### Assignment
Your answer should be every line with the word "JSON", copied from the data below.

**** Dataset records

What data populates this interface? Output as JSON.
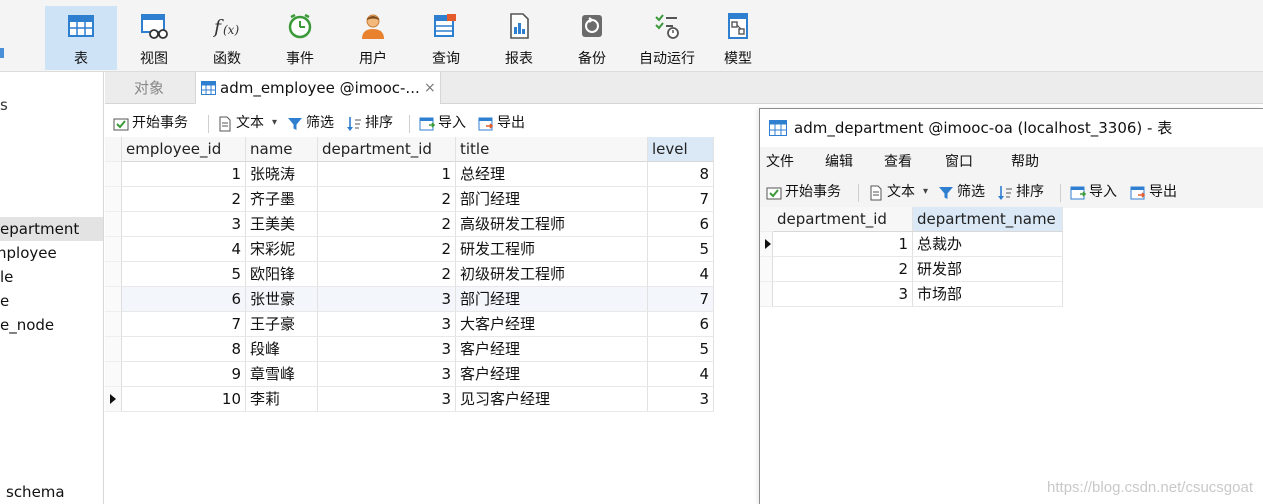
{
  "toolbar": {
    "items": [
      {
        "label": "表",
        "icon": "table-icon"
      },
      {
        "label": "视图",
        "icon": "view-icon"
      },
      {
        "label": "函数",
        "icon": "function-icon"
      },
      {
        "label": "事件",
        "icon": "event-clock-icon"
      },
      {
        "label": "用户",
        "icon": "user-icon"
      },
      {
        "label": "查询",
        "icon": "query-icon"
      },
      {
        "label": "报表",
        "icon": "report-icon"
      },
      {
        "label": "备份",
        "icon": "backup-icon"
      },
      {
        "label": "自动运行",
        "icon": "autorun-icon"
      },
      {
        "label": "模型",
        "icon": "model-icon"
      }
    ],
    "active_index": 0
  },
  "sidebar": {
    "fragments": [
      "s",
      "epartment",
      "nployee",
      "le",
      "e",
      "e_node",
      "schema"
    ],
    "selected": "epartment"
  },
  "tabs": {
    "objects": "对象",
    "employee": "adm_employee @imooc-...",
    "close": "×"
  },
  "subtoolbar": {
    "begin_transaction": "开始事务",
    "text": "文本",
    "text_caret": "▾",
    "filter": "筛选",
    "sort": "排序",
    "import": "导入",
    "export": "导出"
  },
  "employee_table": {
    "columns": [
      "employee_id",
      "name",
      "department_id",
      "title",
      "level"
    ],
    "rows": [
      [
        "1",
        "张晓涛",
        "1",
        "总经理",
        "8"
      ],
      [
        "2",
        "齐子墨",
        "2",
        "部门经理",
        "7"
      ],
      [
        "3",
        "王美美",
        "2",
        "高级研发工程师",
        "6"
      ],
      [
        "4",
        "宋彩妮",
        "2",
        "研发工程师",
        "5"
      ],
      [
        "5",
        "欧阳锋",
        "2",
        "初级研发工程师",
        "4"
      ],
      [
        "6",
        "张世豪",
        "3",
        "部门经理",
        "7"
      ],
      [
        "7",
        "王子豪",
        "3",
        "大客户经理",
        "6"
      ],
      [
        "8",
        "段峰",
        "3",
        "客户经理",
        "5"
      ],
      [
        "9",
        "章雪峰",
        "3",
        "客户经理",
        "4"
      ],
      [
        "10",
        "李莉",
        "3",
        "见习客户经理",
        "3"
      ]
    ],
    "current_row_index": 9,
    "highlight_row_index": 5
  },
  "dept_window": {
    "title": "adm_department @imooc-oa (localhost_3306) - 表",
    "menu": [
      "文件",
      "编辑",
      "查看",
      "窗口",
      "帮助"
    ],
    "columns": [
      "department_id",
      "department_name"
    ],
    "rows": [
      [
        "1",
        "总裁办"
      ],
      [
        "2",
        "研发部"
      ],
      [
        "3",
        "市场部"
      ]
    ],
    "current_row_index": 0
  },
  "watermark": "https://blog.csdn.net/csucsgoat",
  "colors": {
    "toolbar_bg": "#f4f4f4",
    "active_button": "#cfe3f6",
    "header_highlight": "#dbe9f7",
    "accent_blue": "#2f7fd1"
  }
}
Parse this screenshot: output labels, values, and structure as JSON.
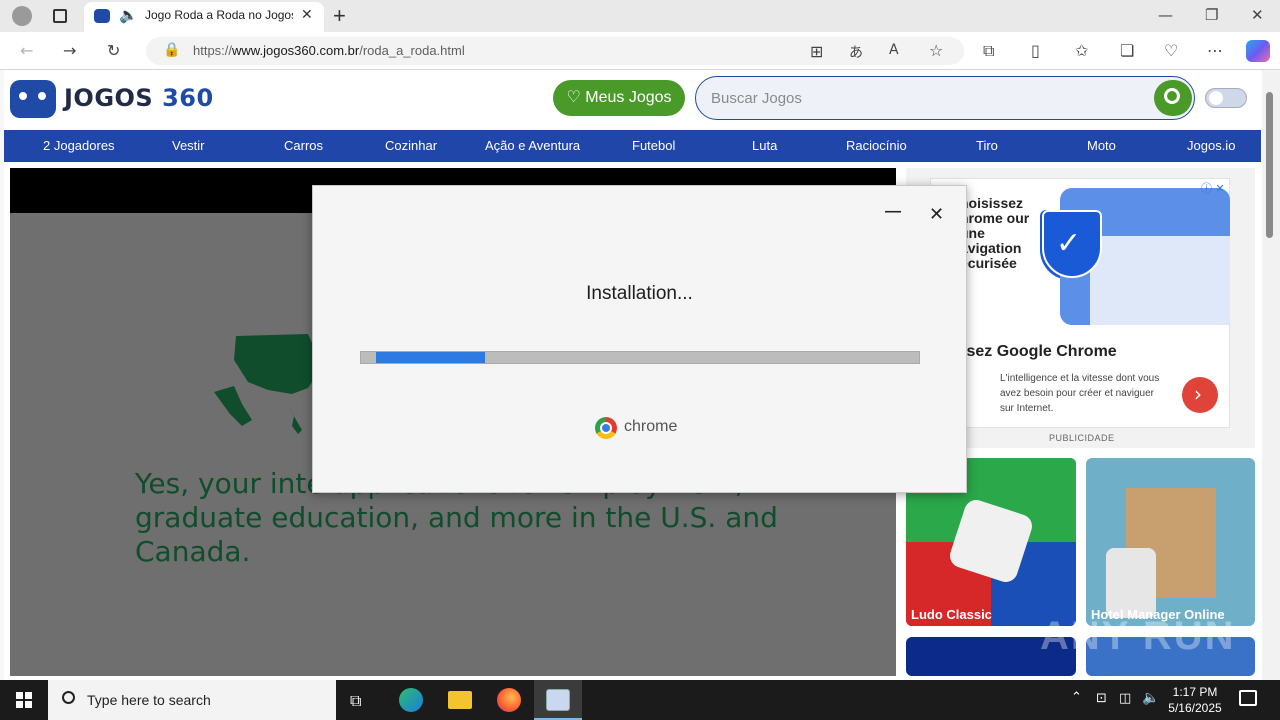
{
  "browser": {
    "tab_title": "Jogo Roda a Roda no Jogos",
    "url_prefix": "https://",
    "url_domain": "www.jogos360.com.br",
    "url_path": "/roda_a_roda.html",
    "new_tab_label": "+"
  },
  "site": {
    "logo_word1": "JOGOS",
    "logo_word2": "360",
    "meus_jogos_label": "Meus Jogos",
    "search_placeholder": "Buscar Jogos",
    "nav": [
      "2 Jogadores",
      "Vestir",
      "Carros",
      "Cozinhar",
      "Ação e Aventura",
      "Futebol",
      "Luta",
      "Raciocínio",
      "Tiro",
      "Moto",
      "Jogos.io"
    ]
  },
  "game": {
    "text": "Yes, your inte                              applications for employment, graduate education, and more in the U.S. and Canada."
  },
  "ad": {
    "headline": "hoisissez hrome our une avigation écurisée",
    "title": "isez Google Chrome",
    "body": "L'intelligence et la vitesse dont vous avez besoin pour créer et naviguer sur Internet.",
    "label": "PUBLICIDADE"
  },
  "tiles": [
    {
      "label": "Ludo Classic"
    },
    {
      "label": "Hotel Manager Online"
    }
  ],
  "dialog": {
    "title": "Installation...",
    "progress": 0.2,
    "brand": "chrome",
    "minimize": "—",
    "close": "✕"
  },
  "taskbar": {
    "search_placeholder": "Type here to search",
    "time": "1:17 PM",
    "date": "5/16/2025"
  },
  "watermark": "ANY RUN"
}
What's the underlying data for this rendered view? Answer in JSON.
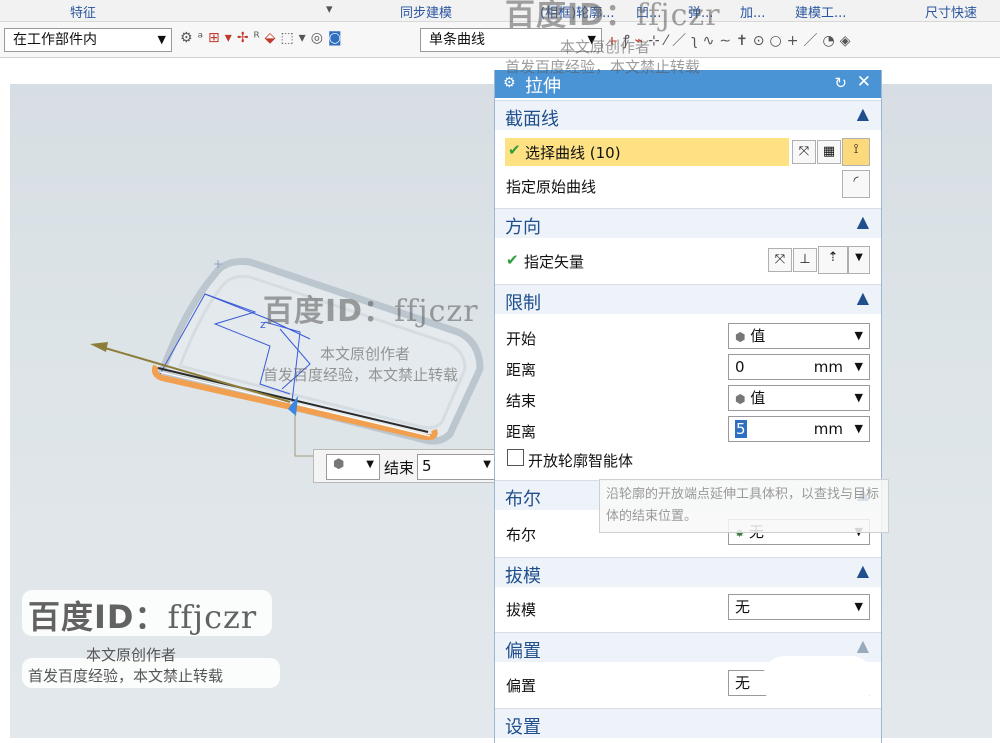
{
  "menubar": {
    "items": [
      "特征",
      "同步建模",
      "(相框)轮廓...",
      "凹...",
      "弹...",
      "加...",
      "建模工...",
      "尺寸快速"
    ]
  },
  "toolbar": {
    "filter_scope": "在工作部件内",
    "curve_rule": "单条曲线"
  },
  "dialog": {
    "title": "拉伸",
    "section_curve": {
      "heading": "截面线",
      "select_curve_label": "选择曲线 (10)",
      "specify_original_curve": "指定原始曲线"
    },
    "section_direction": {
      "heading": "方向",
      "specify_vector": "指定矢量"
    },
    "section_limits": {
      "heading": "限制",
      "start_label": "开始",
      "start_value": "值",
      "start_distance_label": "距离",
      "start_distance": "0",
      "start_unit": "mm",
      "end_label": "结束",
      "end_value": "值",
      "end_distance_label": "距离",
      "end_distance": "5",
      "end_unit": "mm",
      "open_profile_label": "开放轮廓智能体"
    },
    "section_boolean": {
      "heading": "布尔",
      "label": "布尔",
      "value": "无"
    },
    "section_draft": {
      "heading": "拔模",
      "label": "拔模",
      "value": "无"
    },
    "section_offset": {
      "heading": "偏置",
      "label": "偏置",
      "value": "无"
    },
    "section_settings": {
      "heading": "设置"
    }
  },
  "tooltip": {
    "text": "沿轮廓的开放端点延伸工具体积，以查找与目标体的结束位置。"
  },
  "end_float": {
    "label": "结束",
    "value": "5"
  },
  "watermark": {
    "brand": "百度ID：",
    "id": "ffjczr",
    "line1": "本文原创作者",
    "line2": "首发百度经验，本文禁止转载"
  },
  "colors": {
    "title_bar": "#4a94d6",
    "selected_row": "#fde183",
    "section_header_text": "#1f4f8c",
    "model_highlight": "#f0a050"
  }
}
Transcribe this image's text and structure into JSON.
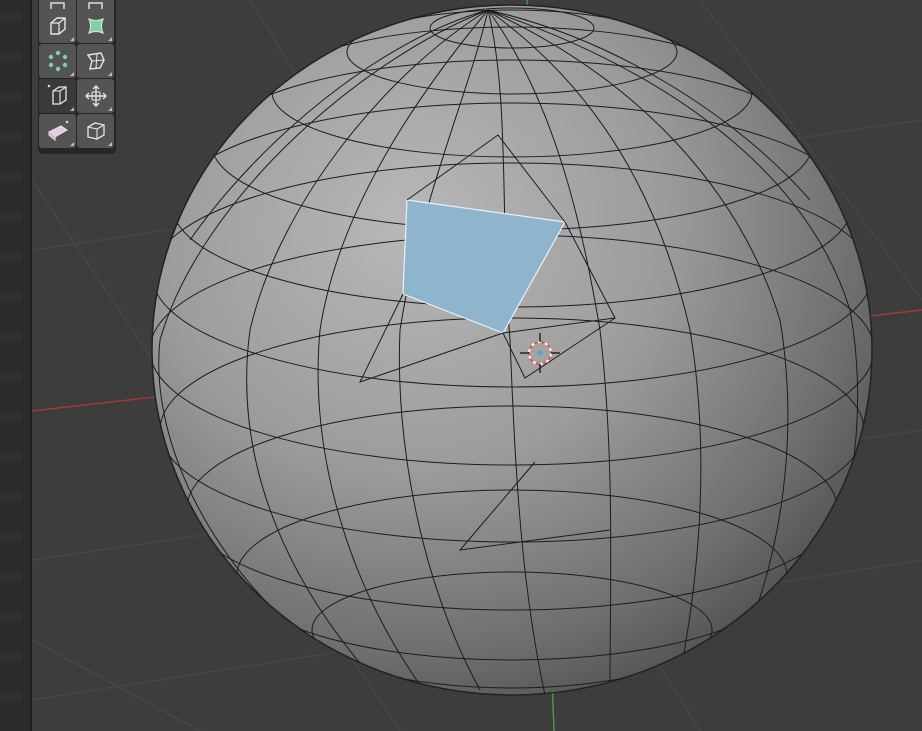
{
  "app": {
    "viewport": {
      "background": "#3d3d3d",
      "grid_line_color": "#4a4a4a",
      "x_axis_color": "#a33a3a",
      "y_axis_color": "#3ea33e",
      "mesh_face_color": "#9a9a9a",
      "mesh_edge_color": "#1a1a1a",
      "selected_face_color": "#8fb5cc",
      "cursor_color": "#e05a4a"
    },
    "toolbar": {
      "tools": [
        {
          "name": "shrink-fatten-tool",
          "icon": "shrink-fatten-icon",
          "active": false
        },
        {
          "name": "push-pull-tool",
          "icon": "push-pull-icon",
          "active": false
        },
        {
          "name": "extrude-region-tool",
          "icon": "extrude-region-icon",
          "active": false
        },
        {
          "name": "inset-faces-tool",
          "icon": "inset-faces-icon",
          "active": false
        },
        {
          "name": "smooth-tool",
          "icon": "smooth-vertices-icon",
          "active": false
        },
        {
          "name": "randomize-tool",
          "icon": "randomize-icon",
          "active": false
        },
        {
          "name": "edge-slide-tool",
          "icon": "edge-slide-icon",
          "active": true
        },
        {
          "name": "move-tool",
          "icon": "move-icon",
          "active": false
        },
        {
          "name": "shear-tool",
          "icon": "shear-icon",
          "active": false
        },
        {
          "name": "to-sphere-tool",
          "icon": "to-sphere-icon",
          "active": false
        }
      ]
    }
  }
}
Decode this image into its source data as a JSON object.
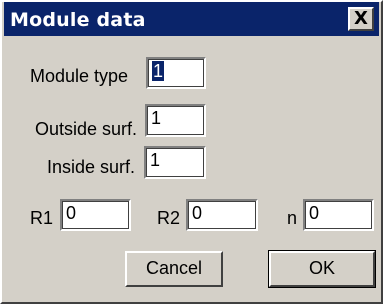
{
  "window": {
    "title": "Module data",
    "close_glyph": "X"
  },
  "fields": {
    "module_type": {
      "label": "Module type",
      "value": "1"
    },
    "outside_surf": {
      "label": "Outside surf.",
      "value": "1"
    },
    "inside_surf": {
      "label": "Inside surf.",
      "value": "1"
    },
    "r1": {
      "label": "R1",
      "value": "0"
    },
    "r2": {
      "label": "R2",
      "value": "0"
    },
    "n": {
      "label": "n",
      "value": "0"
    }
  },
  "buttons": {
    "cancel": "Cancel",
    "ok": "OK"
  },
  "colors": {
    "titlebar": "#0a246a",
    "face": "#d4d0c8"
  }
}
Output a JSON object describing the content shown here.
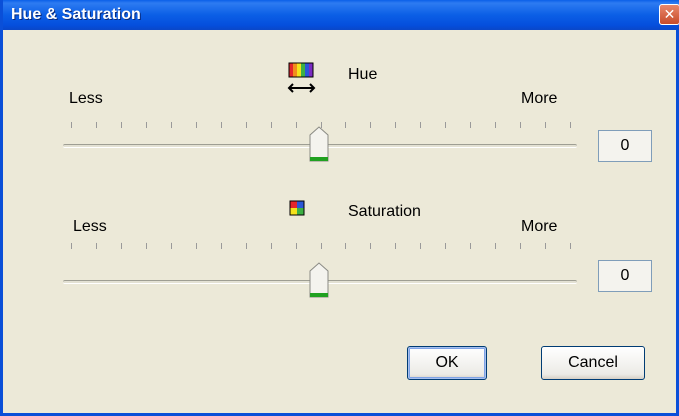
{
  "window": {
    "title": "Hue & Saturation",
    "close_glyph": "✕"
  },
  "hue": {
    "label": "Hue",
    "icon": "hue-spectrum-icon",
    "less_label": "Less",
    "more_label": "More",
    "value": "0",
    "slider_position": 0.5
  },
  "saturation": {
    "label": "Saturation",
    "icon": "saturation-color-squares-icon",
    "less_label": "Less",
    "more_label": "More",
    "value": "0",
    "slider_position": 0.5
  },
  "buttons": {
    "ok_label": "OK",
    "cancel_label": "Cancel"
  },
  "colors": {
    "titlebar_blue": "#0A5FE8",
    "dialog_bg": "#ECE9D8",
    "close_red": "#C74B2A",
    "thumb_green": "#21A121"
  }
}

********

### Answer to this task
What data populates this interface? Output as JSON.
Parse this screenshot: output labels, values, and structure as JSON.
What's the underlying data for this rendered view? Answer in JSON.
Transcribe this image's text and structure into JSON.
Decode this image into its source data as a JSON object.
Output a JSON object describing the content shown here.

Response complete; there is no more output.